● TASK DIRECTIONS:
When you reach a picture, skip it, and retype every line below exactly.

Source records
__________
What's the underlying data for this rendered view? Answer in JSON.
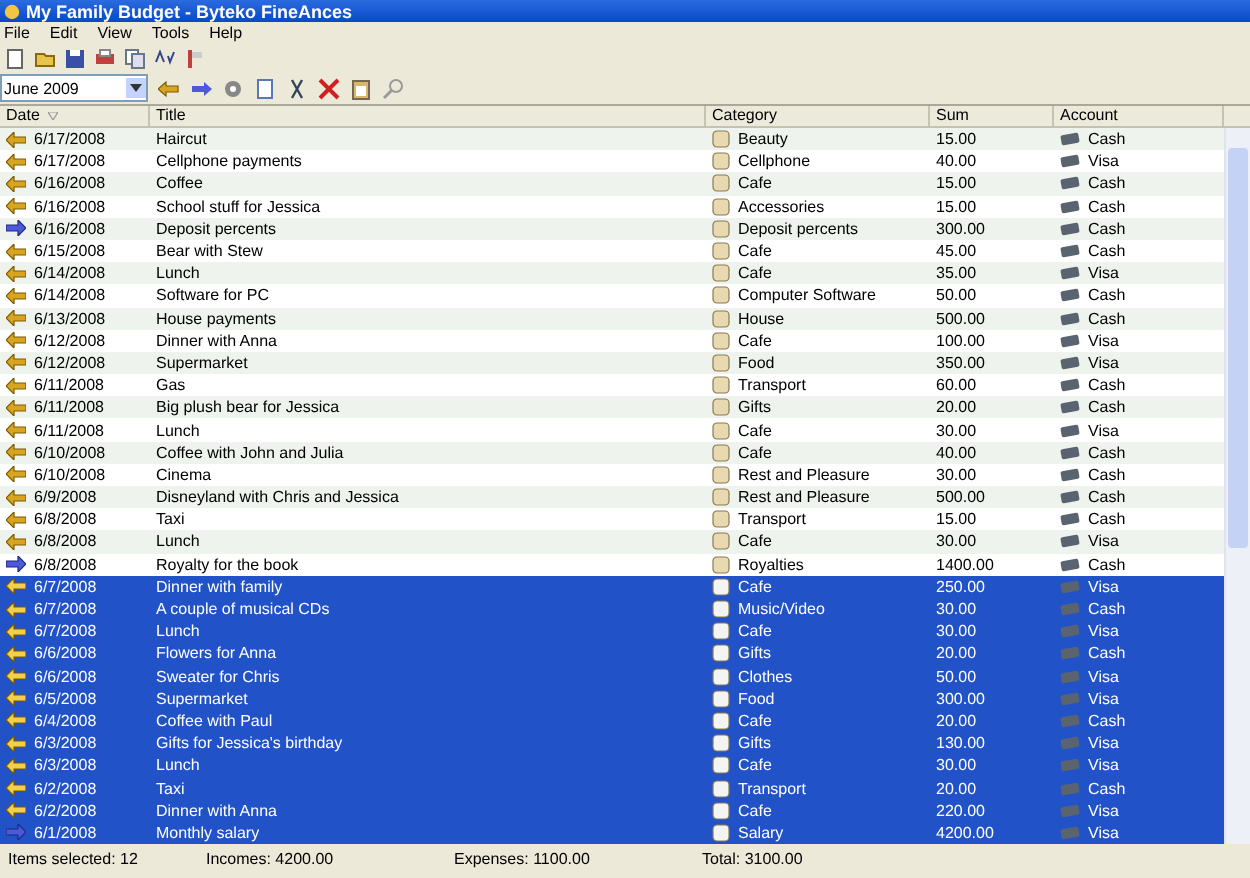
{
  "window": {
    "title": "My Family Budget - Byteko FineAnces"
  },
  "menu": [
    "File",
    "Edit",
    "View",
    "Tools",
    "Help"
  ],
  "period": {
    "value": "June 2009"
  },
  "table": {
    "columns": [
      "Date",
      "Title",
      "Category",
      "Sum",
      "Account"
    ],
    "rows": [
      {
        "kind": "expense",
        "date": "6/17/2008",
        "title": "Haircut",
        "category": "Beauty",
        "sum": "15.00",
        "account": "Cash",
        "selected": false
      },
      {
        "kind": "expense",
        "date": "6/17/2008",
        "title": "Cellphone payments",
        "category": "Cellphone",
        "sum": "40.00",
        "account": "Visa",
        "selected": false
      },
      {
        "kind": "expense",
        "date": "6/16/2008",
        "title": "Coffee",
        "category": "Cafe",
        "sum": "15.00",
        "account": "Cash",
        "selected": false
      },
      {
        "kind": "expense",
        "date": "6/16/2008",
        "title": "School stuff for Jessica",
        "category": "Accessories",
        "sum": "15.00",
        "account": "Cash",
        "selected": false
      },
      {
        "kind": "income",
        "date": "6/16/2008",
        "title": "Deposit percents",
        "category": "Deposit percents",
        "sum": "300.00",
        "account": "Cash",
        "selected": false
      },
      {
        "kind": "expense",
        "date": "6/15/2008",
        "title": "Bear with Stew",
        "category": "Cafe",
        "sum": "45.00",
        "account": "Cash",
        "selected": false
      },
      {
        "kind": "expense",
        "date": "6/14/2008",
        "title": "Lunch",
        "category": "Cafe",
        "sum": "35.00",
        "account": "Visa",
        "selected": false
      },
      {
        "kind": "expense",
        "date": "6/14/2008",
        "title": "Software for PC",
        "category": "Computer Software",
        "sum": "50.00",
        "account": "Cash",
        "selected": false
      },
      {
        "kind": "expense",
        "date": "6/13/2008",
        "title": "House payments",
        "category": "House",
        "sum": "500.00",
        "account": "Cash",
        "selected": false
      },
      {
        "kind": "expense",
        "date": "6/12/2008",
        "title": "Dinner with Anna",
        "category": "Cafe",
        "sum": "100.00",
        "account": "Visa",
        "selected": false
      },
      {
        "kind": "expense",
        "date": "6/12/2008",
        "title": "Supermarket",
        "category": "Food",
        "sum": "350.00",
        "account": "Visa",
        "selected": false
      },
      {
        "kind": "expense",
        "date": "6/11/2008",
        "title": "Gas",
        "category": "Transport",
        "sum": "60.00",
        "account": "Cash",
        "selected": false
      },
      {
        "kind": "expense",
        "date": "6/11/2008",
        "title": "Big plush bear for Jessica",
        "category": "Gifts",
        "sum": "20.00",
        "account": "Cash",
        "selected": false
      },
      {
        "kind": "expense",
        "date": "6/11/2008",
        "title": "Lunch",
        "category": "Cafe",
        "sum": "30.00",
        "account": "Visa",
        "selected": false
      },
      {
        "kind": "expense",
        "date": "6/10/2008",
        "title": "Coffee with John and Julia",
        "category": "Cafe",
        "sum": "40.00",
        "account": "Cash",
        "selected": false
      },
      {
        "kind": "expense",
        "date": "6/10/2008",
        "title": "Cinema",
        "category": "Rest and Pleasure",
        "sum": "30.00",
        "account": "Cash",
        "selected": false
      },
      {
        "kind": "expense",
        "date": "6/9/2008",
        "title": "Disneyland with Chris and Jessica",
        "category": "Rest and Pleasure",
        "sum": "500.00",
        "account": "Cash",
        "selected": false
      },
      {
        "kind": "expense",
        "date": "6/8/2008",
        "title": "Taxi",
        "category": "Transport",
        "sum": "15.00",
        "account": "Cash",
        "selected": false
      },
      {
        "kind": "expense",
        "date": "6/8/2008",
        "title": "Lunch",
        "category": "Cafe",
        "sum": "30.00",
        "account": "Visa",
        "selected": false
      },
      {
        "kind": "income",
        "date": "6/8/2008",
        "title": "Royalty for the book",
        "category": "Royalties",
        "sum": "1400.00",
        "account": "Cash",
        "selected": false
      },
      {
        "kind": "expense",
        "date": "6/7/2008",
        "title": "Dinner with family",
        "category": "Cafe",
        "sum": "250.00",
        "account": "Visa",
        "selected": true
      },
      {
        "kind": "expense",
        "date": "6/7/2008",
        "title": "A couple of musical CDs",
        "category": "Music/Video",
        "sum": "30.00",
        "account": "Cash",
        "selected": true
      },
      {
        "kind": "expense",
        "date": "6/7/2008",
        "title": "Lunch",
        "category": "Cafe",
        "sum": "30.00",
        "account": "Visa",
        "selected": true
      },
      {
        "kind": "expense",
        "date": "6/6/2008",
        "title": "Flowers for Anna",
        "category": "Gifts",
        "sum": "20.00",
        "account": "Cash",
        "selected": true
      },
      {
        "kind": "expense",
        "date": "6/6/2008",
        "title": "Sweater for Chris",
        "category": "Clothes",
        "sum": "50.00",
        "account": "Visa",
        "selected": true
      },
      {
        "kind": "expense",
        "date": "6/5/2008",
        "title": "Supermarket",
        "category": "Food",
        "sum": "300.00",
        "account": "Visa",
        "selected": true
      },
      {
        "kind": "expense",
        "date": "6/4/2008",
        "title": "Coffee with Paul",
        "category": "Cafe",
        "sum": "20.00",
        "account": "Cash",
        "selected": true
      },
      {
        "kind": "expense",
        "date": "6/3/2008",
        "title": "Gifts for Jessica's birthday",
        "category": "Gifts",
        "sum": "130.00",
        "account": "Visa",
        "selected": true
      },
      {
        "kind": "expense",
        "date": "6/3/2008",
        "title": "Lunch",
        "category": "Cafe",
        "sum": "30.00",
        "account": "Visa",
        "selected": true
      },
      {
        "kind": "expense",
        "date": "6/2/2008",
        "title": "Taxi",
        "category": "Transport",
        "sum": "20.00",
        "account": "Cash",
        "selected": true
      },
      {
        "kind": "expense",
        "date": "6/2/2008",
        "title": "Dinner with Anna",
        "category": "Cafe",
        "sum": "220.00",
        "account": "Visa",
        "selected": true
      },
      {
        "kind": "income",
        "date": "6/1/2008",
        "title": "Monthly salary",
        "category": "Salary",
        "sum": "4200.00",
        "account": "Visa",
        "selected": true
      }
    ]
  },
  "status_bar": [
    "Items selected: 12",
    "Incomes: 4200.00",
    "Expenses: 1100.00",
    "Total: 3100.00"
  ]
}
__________
● PROBLEM SOLUTION:
What's the underlying data for this rendered view? Answer in JSON.
{
  "window": {
    "title": "My Family Budget - Byteko FineAnces"
  },
  "menu": [
    "File",
    "Edit",
    "View",
    "Tools",
    "Help"
  ],
  "period": {
    "value": "June 2009"
  },
  "table": {
    "columns": [
      "Date",
      "Title",
      "Category",
      "Sum",
      "Account"
    ],
    "rows": [
      {
        "kind": "expense",
        "date": "6/17/2008",
        "title": "Haircut",
        "category": "Beauty",
        "sum": "15.00",
        "account": "Cash",
        "selected": false
      },
      {
        "kind": "expense",
        "date": "6/17/2008",
        "title": "Cellphone payments",
        "category": "Cellphone",
        "sum": "40.00",
        "account": "Visa",
        "selected": false
      },
      {
        "kind": "expense",
        "date": "6/16/2008",
        "title": "Coffee",
        "category": "Cafe",
        "sum": "15.00",
        "account": "Cash",
        "selected": false
      },
      {
        "kind": "expense",
        "date": "6/16/2008",
        "title": "School stuff for Jessica",
        "category": "Accessories",
        "sum": "15.00",
        "account": "Cash",
        "selected": false
      },
      {
        "kind": "income",
        "date": "6/16/2008",
        "title": "Deposit percents",
        "category": "Deposit percents",
        "sum": "300.00",
        "account": "Cash",
        "selected": false
      },
      {
        "kind": "expense",
        "date": "6/15/2008",
        "title": "Bear with Stew",
        "category": "Cafe",
        "sum": "45.00",
        "account": "Cash",
        "selected": false
      },
      {
        "kind": "expense",
        "date": "6/14/2008",
        "title": "Lunch",
        "category": "Cafe",
        "sum": "35.00",
        "account": "Visa",
        "selected": false
      },
      {
        "kind": "expense",
        "date": "6/14/2008",
        "title": "Software for PC",
        "category": "Computer Software",
        "sum": "50.00",
        "account": "Cash",
        "selected": false
      },
      {
        "kind": "expense",
        "date": "6/13/2008",
        "title": "House payments",
        "category": "House",
        "sum": "500.00",
        "account": "Cash",
        "selected": false
      },
      {
        "kind": "expense",
        "date": "6/12/2008",
        "title": "Dinner with Anna",
        "category": "Cafe",
        "sum": "100.00",
        "account": "Visa",
        "selected": false
      },
      {
        "kind": "expense",
        "date": "6/12/2008",
        "title": "Supermarket",
        "category": "Food",
        "sum": "350.00",
        "account": "Visa",
        "selected": false
      },
      {
        "kind": "expense",
        "date": "6/11/2008",
        "title": "Gas",
        "category": "Transport",
        "sum": "60.00",
        "account": "Cash",
        "selected": false
      },
      {
        "kind": "expense",
        "date": "6/11/2008",
        "title": "Big plush bear for Jessica",
        "category": "Gifts",
        "sum": "20.00",
        "account": "Cash",
        "selected": false
      },
      {
        "kind": "expense",
        "date": "6/11/2008",
        "title": "Lunch",
        "category": "Cafe",
        "sum": "30.00",
        "account": "Visa",
        "selected": false
      },
      {
        "kind": "expense",
        "date": "6/10/2008",
        "title": "Coffee with John and Julia",
        "category": "Cafe",
        "sum": "40.00",
        "account": "Cash",
        "selected": false
      },
      {
        "kind": "expense",
        "date": "6/10/2008",
        "title": "Cinema",
        "category": "Rest and Pleasure",
        "sum": "30.00",
        "account": "Cash",
        "selected": false
      },
      {
        "kind": "expense",
        "date": "6/9/2008",
        "title": "Disneyland with Chris and Jessica",
        "category": "Rest and Pleasure",
        "sum": "500.00",
        "account": "Cash",
        "selected": false
      },
      {
        "kind": "expense",
        "date": "6/8/2008",
        "title": "Taxi",
        "category": "Transport",
        "sum": "15.00",
        "account": "Cash",
        "selected": false
      },
      {
        "kind": "expense",
        "date": "6/8/2008",
        "title": "Lunch",
        "category": "Cafe",
        "sum": "30.00",
        "account": "Visa",
        "selected": false
      },
      {
        "kind": "income",
        "date": "6/8/2008",
        "title": "Royalty for the book",
        "category": "Royalties",
        "sum": "1400.00",
        "account": "Cash",
        "selected": false
      },
      {
        "kind": "expense",
        "date": "6/7/2008",
        "title": "Dinner with family",
        "category": "Cafe",
        "sum": "250.00",
        "account": "Visa",
        "selected": true
      },
      {
        "kind": "expense",
        "date": "6/7/2008",
        "title": "A couple of musical CDs",
        "category": "Music/Video",
        "sum": "30.00",
        "account": "Cash",
        "selected": true
      },
      {
        "kind": "expense",
        "date": "6/7/2008",
        "title": "Lunch",
        "category": "Cafe",
        "sum": "30.00",
        "account": "Visa",
        "selected": true
      },
      {
        "kind": "expense",
        "date": "6/6/2008",
        "title": "Flowers for Anna",
        "category": "Gifts",
        "sum": "20.00",
        "account": "Cash",
        "selected": true
      },
      {
        "kind": "expense",
        "date": "6/6/2008",
        "title": "Sweater for Chris",
        "category": "Clothes",
        "sum": "50.00",
        "account": "Visa",
        "selected": true
      },
      {
        "kind": "expense",
        "date": "6/5/2008",
        "title": "Supermarket",
        "category": "Food",
        "sum": "300.00",
        "account": "Visa",
        "selected": true
      },
      {
        "kind": "expense",
        "date": "6/4/2008",
        "title": "Coffee with Paul",
        "category": "Cafe",
        "sum": "20.00",
        "account": "Cash",
        "selected": true
      },
      {
        "kind": "expense",
        "date": "6/3/2008",
        "title": "Gifts for Jessica's birthday",
        "category": "Gifts",
        "sum": "130.00",
        "account": "Visa",
        "selected": true
      },
      {
        "kind": "expense",
        "date": "6/3/2008",
        "title": "Lunch",
        "category": "Cafe",
        "sum": "30.00",
        "account": "Visa",
        "selected": true
      },
      {
        "kind": "expense",
        "date": "6/2/2008",
        "title": "Taxi",
        "category": "Transport",
        "sum": "20.00",
        "account": "Cash",
        "selected": true
      },
      {
        "kind": "expense",
        "date": "6/2/2008",
        "title": "Dinner with Anna",
        "category": "Cafe",
        "sum": "220.00",
        "account": "Visa",
        "selected": true
      },
      {
        "kind": "income",
        "date": "6/1/2008",
        "title": "Monthly salary",
        "category": "Salary",
        "sum": "4200.00",
        "account": "Visa",
        "selected": true
      }
    ]
  },
  "status_bar": [
    "Items selected: 12",
    "Incomes: 4200.00",
    "Expenses: 1100.00",
    "Total: 3100.00"
  ]
}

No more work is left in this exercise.